It can, therefore, be observed that a number of different channels of distribution are possible within the exporting framework stated above. With the expansion of a company’s foreign operations, it has to pass through different stages of export development in which a growing proportion of exports go to foreign sales and manufacturing affiliates for resale rather than to customers or agents.

There are, thus, three basic stages of exporting:

Stage I: Exports to customers, and agents.

Stage II: Exports to customers, agents and sales subsidiaries.

Stage III: Exports to foreign manufacturing affiliates.

(1) International Marketing Strategy:

In an attempt to market the products abroad, a firm should choose between two divergent marketing strategies:

(a) Initially a firm can enter a few of the most promising markets. Once its presence is established and the potentials of its products proved, it can penetrate new and presumably less profitable markets.

(b) A firm can enter as many potential markets as possible at the same time. The initial broad-scale penetration is followed by a strategy of abandoning some old and less profitable markets.

The first strategy requires a lower investment in marketing and permits the firm to test its products and concentrate on markets with the highest expected return. The second strategy, obviously, requires higher investments in different product-market segments initially, and the strategic issues in abandoning or retaining markets become complicated.

Whatever strategy is chosen, the management auditor’s role is to appraise and evaluate the investment proposals from the aspects of long-term future prospects and economic criteria in consideration of the corporate/product relationships and standing in business.

He should make a serious study, probing enquiry, and data refinement to understand the logic behind the exports—whether to counter domestic competition or to export the surplus production and/ or to avail of the export incentives, in addition to the business interest to capture foreign markets.
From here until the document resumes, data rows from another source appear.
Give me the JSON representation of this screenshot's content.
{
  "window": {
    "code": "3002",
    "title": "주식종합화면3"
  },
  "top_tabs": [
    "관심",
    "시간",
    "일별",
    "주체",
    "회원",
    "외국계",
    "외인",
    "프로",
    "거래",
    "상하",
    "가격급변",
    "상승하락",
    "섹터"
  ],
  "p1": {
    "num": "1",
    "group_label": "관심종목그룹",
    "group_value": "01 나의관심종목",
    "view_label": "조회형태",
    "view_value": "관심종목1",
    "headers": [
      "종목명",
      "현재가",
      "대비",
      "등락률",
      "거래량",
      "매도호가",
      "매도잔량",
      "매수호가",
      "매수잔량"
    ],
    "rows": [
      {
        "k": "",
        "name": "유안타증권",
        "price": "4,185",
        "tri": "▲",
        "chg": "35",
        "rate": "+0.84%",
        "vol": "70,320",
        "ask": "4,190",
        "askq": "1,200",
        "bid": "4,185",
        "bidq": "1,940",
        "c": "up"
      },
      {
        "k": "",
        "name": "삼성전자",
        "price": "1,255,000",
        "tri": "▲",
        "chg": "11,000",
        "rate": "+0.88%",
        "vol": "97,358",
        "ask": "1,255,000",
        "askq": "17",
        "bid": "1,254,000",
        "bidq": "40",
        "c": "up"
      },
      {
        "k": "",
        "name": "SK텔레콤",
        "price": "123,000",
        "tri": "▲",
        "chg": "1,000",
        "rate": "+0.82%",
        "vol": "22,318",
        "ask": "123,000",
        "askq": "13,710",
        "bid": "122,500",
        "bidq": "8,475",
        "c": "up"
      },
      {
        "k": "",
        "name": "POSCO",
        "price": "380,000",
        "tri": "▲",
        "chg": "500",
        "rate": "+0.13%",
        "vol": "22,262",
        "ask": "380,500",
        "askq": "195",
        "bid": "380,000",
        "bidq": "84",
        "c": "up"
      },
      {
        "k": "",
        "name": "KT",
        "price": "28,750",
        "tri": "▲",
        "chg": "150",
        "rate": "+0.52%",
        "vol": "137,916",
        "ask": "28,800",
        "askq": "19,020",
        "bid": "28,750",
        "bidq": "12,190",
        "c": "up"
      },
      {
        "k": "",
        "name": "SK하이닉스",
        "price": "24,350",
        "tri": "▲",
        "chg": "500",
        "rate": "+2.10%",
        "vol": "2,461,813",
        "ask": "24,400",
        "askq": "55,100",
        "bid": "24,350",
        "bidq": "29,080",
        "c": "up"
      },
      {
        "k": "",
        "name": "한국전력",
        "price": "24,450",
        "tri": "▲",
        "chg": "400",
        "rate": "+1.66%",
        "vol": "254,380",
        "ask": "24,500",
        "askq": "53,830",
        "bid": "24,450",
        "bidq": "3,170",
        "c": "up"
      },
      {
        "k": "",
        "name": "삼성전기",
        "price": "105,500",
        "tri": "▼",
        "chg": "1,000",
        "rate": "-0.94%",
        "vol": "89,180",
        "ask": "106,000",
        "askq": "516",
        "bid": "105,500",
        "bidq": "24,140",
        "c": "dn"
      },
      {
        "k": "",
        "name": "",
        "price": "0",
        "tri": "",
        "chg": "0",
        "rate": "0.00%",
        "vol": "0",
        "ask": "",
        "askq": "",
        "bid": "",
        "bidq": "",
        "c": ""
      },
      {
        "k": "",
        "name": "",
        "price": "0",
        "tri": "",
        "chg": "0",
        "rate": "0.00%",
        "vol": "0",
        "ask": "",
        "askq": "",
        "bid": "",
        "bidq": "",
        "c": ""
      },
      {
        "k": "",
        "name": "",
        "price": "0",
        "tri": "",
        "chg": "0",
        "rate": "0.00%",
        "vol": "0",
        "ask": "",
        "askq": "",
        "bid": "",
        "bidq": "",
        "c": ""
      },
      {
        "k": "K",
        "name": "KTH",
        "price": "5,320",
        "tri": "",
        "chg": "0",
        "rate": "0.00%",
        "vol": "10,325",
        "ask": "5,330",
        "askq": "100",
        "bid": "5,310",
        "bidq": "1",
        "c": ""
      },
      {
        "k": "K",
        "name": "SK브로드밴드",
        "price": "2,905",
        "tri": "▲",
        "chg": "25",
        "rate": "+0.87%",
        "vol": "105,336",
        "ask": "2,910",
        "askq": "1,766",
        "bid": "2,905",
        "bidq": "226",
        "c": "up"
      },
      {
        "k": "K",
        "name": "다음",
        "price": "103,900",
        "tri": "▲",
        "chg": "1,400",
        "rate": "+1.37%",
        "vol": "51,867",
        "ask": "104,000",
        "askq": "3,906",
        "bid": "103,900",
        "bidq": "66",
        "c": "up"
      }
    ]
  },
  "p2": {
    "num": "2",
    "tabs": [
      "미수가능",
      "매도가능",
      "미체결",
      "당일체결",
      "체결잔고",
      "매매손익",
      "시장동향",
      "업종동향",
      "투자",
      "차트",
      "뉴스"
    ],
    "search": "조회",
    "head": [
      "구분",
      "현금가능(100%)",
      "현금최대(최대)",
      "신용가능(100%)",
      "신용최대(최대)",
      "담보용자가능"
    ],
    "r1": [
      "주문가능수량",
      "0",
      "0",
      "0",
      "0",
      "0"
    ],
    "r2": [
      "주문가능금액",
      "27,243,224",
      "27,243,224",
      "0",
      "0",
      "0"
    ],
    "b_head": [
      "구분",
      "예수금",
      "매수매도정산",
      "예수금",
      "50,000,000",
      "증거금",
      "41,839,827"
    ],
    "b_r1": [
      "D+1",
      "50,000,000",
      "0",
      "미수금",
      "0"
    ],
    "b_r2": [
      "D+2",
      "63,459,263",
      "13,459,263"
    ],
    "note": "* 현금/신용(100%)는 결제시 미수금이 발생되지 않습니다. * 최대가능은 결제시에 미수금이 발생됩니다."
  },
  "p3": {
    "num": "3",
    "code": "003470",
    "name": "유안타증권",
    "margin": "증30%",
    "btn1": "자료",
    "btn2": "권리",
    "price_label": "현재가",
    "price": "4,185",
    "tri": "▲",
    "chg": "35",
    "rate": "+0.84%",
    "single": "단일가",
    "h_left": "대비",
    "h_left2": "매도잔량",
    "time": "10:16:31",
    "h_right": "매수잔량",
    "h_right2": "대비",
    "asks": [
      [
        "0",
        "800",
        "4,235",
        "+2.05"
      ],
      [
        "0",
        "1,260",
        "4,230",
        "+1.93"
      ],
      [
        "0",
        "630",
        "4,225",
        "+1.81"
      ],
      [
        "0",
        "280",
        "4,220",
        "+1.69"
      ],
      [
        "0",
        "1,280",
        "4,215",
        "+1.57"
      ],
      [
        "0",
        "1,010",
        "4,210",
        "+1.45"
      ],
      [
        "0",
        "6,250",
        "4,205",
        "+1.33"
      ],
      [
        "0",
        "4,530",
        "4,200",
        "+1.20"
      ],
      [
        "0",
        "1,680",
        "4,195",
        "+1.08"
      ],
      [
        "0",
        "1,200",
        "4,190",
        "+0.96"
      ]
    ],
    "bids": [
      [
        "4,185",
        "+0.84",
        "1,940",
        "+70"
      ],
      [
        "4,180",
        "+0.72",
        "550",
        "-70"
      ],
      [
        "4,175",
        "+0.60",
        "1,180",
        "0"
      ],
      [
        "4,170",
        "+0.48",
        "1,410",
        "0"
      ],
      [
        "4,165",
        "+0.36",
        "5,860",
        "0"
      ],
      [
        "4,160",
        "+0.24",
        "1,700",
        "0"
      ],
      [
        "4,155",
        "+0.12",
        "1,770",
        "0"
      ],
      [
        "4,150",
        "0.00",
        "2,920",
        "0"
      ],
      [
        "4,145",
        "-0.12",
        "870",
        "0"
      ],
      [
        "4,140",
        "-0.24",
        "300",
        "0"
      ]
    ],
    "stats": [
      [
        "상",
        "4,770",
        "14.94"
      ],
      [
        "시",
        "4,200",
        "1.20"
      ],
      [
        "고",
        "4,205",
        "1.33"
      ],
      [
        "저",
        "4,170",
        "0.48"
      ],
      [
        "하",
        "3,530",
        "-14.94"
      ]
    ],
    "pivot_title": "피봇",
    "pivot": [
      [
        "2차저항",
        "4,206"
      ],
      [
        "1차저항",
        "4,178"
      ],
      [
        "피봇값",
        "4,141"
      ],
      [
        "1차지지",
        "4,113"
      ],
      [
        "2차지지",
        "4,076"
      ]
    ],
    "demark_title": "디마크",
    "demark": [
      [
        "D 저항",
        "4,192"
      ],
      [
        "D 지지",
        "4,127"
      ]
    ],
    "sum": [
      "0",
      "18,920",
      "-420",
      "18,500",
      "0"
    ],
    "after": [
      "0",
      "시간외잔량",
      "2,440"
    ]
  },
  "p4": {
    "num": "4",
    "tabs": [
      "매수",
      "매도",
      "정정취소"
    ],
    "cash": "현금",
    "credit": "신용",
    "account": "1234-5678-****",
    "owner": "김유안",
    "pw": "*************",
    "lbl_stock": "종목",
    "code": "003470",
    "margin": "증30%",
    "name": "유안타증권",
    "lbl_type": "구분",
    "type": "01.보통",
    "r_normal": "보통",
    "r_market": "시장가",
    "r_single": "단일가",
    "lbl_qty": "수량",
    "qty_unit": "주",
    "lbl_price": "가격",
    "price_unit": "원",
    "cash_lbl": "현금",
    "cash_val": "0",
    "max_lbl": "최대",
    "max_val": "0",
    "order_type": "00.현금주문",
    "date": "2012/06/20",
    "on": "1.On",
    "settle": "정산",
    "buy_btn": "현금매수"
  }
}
(2) Export Transaction:

An export transaction passes through several steps, of which the important ones are:

(a) Receipt of indent from abroad,

(b) Shipping and credit enquiry,

(c) Packing and forwarding of goods,

(d) Observing customs formalities,

(e) Issuing bill of lading and freight note,

(f) Preparing shipping documents,

(g) Effecting marine insurance, and

(h) Securing the payment for the goods.

The Import and Export Policy Book and the Handbook on procedures are published by the Government of India. They provide not only the valuable information but also the specific clauses and procedures to be followed mandatorily in executing an export transaction.

(3) Overseas Market Research:

Export-oriented industries as well as other Indian exporters can get wealth of information in respect of overseas market research conducted by National Agencies (e.g., Government., ministry of commerce, export promotion councils, commodity boards, chambers of commerce, export-import bank, etc.) and International agencies (e.g. UNO, GATT, IMF Year Book, International Trade Centre, UNCTAD, World Bank, IBRD, etc.).

(4) Export Profitability and Costs:

The manufacturing firms and export-oriented units, for which the product-wise cost accounting records rules apply, have to prepare various cost statements of production and sales showing therein the full details of costs incurred and export incentives/duty drawbacks, etc. earned.

(5) Evaluation of Export Marketing Channels:

The external field of information and intelligence relating to foreign market potentials, foreign country’s political and structural changes, competitors and industry, foreign customers and sales negotiations, technology break-through, etc. coupled with cost and allied information generated within the organisation would assist the management auditor in diagnosing and evaluating the following criteria necessarily to be done for deciding on the export marketing channels.